Saxophonist Allen Lowe premieres his new and original work with guitarist Marc Ribot. A recognized and praised music scholar, writing numerous historical books about the evolving musical world, Lowe’s research urges readers to reexamine what they know about jazz, the blues, and pop music. Blues and Empirical Truth aims to do the same thing. With its foundation rooted in Lowe’s historical and instrumental work composed in the last 25 years, this performance examines the deep blue American songs forms through a century of American improvisational music from New Orleans to Free Jazz. Drawing from his expertise in early American and African American song forms, Lowe expands on the canonical gospel, jazz, and blues theoretical formats through the lens of improvisations, based on both chord and open forms.
Ray Suhy – guitar and banjo
Lewis Porter – piano
Brian Simontacchi – trombone
Jennifer Vincent – bass
Kevin Ray – bass
Rob Landis – drums
Allen Lowe (Alto and Tenor Sax) began playing the saxophone at 15 years old. After he stopped performing, Lowe became undeniably invested in what was known in the 1980’s as “new music”, and began composing, performing, and recording in this new, investigative style. In 1996, Lowe moved to Maine where he taught himself the technique of sound restoration and wrote four books; American Pop from Minstrel to Mojo, That Devilin’ Tune: A Jazz History 1900-1950, God Didn’t Like It: Electric Hillbillies, Singing Preachers, and the Beginning of Rock and Roll, 1950-1970 (unpublished), The Lost Generation: Jazz of the 1950s (unpublished), and most recently Really the Blues? A Blues History, 1893-1959. His last two projects (That Devilin’ Tune and Really the Blues?) remain as the two largest independent projects ever done on the history of American Music. Lowe has recorded as leader with Julius Hemphill, Roswell Rudd, David Murray, Doc Cheatham, Kalaparusha, Don Byron, JD Allen, Ken Peplowski, Lewis Porter, and Hamiet Bluiett. In 2019, ESP DISK released an 8-record set of Lowe’s collected works going back to 1980 called: Disconnected Works, 1980–2018.

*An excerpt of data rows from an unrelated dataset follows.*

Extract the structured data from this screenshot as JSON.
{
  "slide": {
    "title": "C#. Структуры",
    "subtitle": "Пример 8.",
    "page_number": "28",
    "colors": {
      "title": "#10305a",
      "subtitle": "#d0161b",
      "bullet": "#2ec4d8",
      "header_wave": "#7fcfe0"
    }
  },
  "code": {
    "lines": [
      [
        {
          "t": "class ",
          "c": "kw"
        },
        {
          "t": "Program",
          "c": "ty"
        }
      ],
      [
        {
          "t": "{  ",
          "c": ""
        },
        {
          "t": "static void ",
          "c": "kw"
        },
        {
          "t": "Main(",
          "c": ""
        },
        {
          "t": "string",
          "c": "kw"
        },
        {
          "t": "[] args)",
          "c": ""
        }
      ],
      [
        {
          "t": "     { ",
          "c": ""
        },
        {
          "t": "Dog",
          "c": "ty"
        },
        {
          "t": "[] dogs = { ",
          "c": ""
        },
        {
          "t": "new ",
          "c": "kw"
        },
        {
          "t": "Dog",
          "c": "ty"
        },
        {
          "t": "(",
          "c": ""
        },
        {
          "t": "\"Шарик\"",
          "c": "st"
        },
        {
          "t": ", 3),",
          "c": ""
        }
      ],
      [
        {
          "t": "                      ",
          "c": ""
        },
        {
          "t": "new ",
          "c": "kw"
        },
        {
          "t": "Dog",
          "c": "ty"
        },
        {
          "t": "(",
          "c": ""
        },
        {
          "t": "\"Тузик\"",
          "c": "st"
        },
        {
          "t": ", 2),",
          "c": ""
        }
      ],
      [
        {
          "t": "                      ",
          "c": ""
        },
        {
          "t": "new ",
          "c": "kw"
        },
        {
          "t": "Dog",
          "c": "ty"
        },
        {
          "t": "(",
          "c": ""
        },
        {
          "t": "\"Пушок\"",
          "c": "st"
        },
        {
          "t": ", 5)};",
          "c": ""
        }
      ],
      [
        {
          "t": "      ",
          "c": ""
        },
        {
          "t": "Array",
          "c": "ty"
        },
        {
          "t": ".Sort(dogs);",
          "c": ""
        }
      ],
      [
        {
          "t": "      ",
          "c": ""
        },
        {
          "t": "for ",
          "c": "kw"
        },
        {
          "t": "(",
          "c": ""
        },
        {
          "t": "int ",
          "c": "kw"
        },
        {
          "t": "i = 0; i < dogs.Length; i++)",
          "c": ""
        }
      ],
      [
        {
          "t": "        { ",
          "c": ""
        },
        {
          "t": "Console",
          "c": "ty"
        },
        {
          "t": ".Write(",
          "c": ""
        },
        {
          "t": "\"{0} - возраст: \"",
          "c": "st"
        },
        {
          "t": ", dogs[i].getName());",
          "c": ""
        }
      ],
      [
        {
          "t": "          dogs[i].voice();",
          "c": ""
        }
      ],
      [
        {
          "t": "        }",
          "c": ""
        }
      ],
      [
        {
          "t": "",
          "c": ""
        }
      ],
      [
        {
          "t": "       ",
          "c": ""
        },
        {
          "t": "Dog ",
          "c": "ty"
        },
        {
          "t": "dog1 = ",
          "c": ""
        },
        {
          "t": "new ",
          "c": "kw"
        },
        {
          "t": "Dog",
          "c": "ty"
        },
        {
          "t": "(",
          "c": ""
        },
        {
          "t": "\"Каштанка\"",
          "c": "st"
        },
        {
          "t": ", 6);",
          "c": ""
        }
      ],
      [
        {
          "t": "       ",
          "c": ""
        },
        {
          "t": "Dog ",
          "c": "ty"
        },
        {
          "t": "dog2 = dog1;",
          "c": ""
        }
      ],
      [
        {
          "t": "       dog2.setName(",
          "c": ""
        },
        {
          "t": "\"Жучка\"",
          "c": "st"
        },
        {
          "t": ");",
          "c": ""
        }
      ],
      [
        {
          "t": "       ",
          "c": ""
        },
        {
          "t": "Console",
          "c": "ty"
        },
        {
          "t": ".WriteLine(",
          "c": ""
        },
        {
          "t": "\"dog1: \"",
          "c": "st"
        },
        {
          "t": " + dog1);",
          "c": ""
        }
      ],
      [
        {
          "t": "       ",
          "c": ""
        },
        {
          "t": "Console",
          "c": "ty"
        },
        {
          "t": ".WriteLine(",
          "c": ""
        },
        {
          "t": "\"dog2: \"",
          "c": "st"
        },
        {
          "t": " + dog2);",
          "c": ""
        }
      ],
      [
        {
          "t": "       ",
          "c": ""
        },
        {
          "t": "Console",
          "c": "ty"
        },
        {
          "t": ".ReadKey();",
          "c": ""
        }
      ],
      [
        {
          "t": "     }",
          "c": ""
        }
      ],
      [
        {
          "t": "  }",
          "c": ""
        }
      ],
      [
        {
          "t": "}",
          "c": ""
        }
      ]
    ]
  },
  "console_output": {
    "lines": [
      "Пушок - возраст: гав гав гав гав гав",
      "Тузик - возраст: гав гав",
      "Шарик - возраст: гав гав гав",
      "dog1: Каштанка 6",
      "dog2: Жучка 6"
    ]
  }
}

Marc Ribot (Guitar) has released 25 albums under his own name over the span of a 40-year career. His solo release, Silent Movies, has landed on several “Best of 2010” lists, including the LA Times. In 2018, Ribot released two politically charged albums: YRU Still Here? and Songs of Resistance 1942-2018 that, again, brought his name to the charts, landing on various “Best of 2018” lists, including NPR’s All Songs Considered. He has been described by the New York Times as “a deceptively articulate artist who uses inarticulateness as an expressive device,” while Rolling Stone points out that “Guitarist Marc Ribot helped Tom Waits refine a new, weird Americana on 1985’s Rain Dogs, and since then he’s become the go-to guitar guy for all kinds of roots-music adventurers: Robert Plant and Alison Krauss, Elvis Costello, John Mellencamp.”